_Entries from a dataset of interfaces_:
= = = =
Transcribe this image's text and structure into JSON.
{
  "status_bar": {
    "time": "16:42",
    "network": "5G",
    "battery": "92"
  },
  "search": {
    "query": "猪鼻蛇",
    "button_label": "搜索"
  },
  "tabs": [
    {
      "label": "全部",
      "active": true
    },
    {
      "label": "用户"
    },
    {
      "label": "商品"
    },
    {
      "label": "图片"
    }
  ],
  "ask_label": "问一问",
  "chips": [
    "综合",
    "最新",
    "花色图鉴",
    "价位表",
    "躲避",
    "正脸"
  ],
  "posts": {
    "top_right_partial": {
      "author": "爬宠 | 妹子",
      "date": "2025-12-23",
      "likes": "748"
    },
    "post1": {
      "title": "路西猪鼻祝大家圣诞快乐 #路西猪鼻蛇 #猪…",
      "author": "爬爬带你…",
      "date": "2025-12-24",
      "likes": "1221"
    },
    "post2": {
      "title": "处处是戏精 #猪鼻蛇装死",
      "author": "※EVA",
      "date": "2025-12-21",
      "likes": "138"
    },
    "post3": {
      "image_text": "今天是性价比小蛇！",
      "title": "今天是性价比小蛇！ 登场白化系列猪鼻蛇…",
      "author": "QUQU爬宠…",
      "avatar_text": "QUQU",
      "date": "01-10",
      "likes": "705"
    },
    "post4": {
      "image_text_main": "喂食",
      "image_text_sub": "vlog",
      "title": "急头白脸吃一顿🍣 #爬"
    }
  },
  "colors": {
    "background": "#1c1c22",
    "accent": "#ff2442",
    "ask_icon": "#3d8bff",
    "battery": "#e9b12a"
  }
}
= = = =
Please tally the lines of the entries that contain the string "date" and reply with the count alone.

_Written solution_: 4